> [Exercise description]
Check each line of the data for "this", then give the number of lines that have it, without any other words.

App and web page records
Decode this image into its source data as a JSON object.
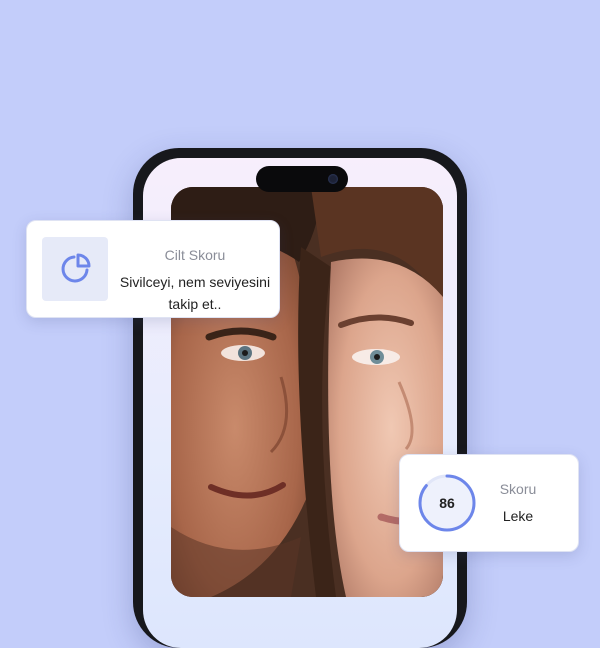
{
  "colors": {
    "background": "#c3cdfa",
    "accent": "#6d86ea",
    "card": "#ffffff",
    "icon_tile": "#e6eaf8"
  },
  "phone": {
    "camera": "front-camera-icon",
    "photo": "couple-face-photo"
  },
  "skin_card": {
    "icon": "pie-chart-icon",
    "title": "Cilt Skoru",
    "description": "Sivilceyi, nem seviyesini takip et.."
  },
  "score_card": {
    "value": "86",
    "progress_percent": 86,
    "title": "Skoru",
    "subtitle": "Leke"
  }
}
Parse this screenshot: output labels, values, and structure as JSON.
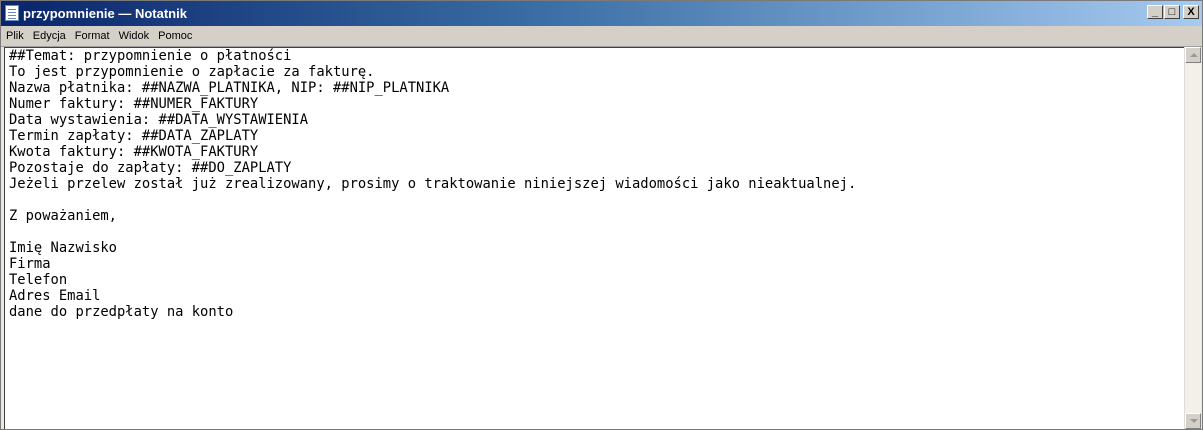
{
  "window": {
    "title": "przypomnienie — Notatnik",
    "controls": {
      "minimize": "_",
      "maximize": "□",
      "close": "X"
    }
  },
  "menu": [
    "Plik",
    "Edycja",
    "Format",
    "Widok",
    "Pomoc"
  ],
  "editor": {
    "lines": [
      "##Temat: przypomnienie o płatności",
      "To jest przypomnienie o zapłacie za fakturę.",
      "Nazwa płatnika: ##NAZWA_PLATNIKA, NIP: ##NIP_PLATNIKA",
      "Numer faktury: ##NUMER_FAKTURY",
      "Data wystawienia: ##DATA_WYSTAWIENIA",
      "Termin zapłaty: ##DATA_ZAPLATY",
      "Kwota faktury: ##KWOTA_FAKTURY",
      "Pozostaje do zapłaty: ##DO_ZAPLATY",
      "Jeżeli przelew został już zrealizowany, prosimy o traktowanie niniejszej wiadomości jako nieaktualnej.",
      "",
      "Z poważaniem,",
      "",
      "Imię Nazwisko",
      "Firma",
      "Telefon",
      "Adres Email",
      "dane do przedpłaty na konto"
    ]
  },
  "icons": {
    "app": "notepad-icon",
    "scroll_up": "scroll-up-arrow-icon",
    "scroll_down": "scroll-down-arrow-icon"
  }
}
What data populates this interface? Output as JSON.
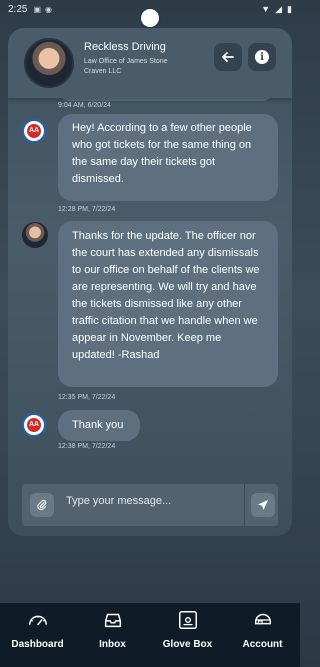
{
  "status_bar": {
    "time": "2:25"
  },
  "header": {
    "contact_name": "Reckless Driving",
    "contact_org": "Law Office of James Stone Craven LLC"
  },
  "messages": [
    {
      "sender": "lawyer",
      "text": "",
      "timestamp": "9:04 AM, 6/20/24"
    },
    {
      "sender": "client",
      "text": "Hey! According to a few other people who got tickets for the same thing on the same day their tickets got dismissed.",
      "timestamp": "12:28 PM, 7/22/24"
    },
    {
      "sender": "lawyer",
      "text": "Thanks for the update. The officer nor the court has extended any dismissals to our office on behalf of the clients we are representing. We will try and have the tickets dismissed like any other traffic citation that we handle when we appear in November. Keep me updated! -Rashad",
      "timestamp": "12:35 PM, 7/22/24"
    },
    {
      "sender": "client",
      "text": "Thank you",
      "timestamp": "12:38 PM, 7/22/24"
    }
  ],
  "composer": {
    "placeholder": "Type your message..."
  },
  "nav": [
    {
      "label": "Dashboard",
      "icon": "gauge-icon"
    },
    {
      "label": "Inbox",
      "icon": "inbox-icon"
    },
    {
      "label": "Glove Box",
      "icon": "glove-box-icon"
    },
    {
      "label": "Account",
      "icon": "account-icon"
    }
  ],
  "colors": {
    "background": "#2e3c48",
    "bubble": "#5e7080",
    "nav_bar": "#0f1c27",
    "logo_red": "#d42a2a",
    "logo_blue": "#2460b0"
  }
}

> [Answer below]
3